The pace isn’t always glacial. A couple of other poems inspired by that trip appeared more quickly in print magazines. “In Other News” was taken by Poet Lore. “Inside the Bright,” formally modeled on Marianne Moore’s “The Fish” and responding to a visit to Kauai on the way home, was published by Subtropics. These pieces may or may not hold their ground in a book-length poetry manuscript, Radioland, I’m beginning to shop around to presses—an alarming amount of what I write never makes the magazine cut, and a lot of my journal publications get shut out of my books. The latter have to be really lean and limber to survive the current market. At any rate, the current version of Radioland begins with the New Zealand material and ends with poems from winter 2012-3, a season of more travel and slowly processing my father’s death, even as we rebuilt a large part of our house after catastrophic flooding. Expect my output for the next few years to be extremely damp, metaphorically.

Meanwhile, here are a couple more Aotearoan poems in the new Unsplendid. “Things That Move Forward” is based on an incident on a walking trail near our Virginia home, but I first drafted it during a workshop I ran for the New Zealand Poetry Society that culminated in terza-rima-writing (the goodhumored participants promptly rechristened the form “torture rima,” which sounds funnier in a kiwi accent). “It Is Difficult to Get the News from Poems” quotes the extremely American William Carlos Williams in the title, but otherwise responds to a powerful event I attended right after the Christchurch quake (the next day, I think). The poet who counts tuatara at the beginning is Harry Ricketts, whose comments on local species of sonnet in 99 Ways into New Zealand Poetry inspired my couplets. The poet whose understated reading moved me so much is Bill Manhire.

The other two selections in Unsplendid came later. “Past Meridian” was my first try at a fourteen-word sonnet in spring 2012—I remember because I drafted a poem a day that April and kept them together in a single folder. “Belief,” a random eruption from no occasion I can recall, is the poem Unsplendid’s editors have kindly nominated for a Pushcart. I’m so grateful to the editors of all these magazines for working so hard to bring poems to a world that doesn’t know it needs them. And grateful, too, to the Fulbright Foundation for granting me those wild, windy months. Everyone in my family was transformed by the undertaking.

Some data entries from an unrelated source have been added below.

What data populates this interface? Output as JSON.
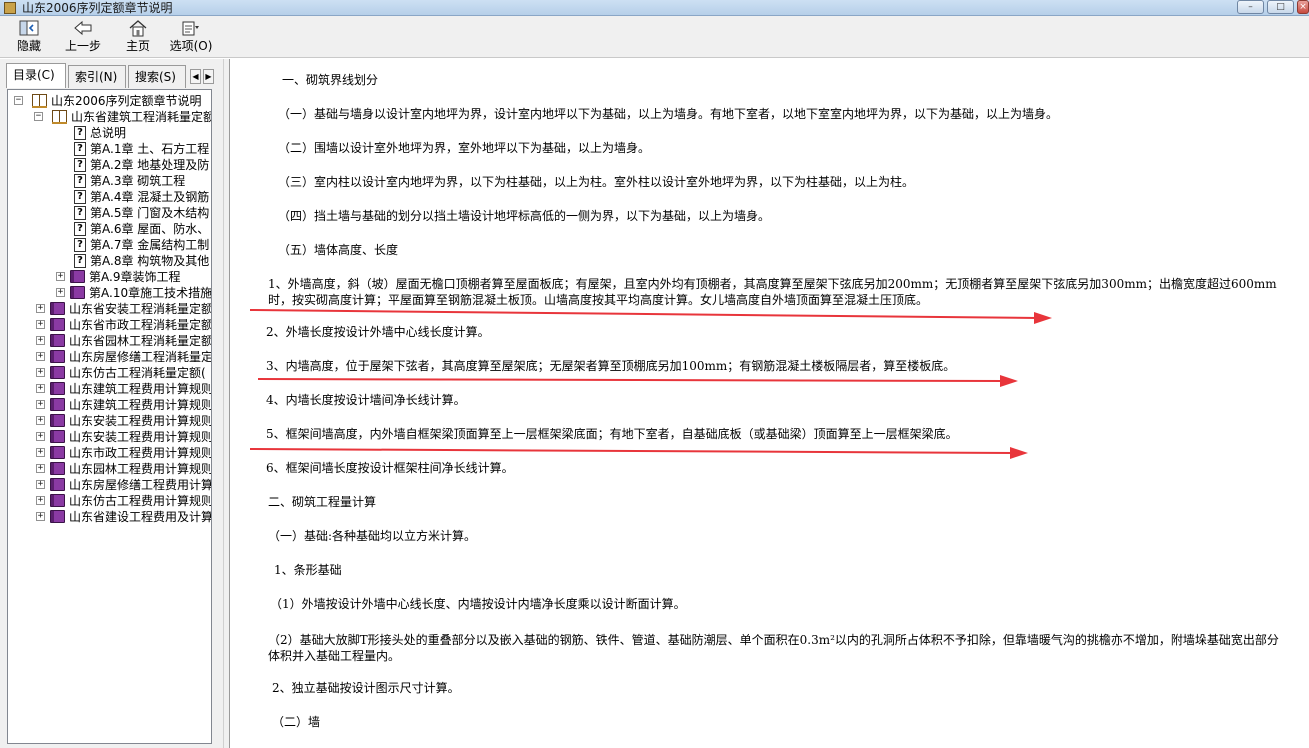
{
  "window": {
    "title": "山东2006序列定额章节说明",
    "controls": {
      "minimize": "–",
      "maximize": "□",
      "close": "×"
    }
  },
  "toolbar": {
    "hide": {
      "label": "隐藏",
      "icon": "hide-icon"
    },
    "back": {
      "label": "上一步",
      "icon": "back-arrow-icon"
    },
    "home": {
      "label": "主页",
      "icon": "home-icon"
    },
    "options": {
      "label": "选项(O)",
      "icon": "options-icon"
    }
  },
  "tabs": {
    "contents": "目录(C)",
    "index": "索引(N)",
    "search": "搜索(S)",
    "prev": "◀",
    "next": "▶"
  },
  "tree": {
    "expand_open": "−",
    "expand_closed": "+",
    "topic_glyph": "?",
    "root": "山东2006序列定额章节说明",
    "group": "山东省建筑工程消耗量定额",
    "topics": [
      "总说明",
      "第A.1章 土、石方工程",
      "第A.2章 地基处理及防",
      "第A.3章 砌筑工程",
      "第A.4章 混凝土及钢筋",
      "第A.5章 门窗及木结构",
      "第A.6章 屋面、防水、",
      "第A.7章 金属结构工制",
      "第A.8章 构筑物及其他"
    ],
    "chapters": [
      "第A.9章装饰工程",
      "第A.10章施工技术措施"
    ],
    "books": [
      "山东省安装工程消耗量定额",
      "山东省市政工程消耗量定额",
      "山东省园林工程消耗量定额",
      "山东房屋修缮工程消耗量定",
      "山东仿古工程消耗量定额(",
      "山东建筑工程费用计算规则",
      "山东建筑工程费用计算规则",
      "山东安装工程费用计算规则",
      "山东安装工程费用计算规则",
      "山东市政工程费用计算规则",
      "山东园林工程费用计算规则",
      "山东房屋修缮工程费用计算",
      "山东仿古工程费用计算规则",
      "山东省建设工程费用及计算"
    ]
  },
  "content": {
    "paragraphs": [
      "一、砌筑界线划分",
      "（一）基础与墙身以设计室内地坪为界，设计室内地坪以下为基础，以上为墙身。有地下室者，以地下室室内地坪为界，以下为基础，以上为墙身。",
      "（二）围墙以设计室外地坪为界，室外地坪以下为基础，以上为墙身。",
      "（三）室内柱以设计室内地坪为界，以下为柱基础，以上为柱。室外柱以设计室外地坪为界，以下为柱基础，以上为柱。",
      "（四）挡土墙与基础的划分以挡土墙设计地坪标高低的一侧为界，以下为基础，以上为墙身。",
      "（五）墙体高度、长度",
      "1、外墙高度，斜（坡）屋面无檐口顶棚者算至屋面板底；有屋架，且室内外均有顶棚者，其高度算至屋架下弦底另加200mm；无顶棚者算至屋架下弦底另加300mm；出檐宽度超过600mm时，按实砌高度计算；平屋面算至钢筋混凝土板顶。山墙高度按其平均高度计算。女儿墙高度自外墙顶面算至混凝土压顶底。",
      "2、外墙长度按设计外墙中心线长度计算。",
      "3、内墙高度，位于屋架下弦者，其高度算至屋架底；无屋架者算至顶棚底另加100mm；有钢筋混凝土楼板隔层者，算至楼板底。",
      "4、内墙长度按设计墙间净长线计算。",
      "5、框架间墙高度，内外墙自框架梁顶面算至上一层框架梁底面；有地下室者，自基础底板（或基础梁）顶面算至上一层框架梁底。",
      "6、框架间墙长度按设计框架柱间净长线计算。",
      "二、砌筑工程量计算",
      "（一）基础:各种基础均以立方米计算。",
      "1、条形基础",
      "（1）外墙按设计外墙中心线长度、内墙按设计内墙净长度乘以设计断面计算。",
      "（2）基础大放脚T形接头处的重叠部分以及嵌入基础的钢筋、铁件、管道、基础防潮层、单个面积在0.3m²以内的孔洞所占体积不予扣除，但靠墙暖气沟的挑檐亦不增加，附墙垛基础宽出部分体积并入基础工程量内。",
      "2、独立基础按设计图示尺寸计算。",
      "（二）墙"
    ],
    "annotation_arrow_color": "#e8353b"
  }
}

Still, I hope the dramas of 2014 are more comic than the rather-too-epic adventures of the last few years. I can foresee some of them: we’re planning a couple of weeks in France in June, and touring universities in April and August. Madeleine will be a high school senior in September, biting her fingernails over SAT scores and applications. I’ve agreed to serve as interim department head in 2014-5 while the current chair takes a sabbatical, and I’ll be applying for a leave of my own in 2015-6 (here in Virginia, I think, given that I’ll likely be the cash-strapped parent of a first-year college student). While we all miss the climatically unpredictable Pacific, here’s to mild weather for all of us in the new year.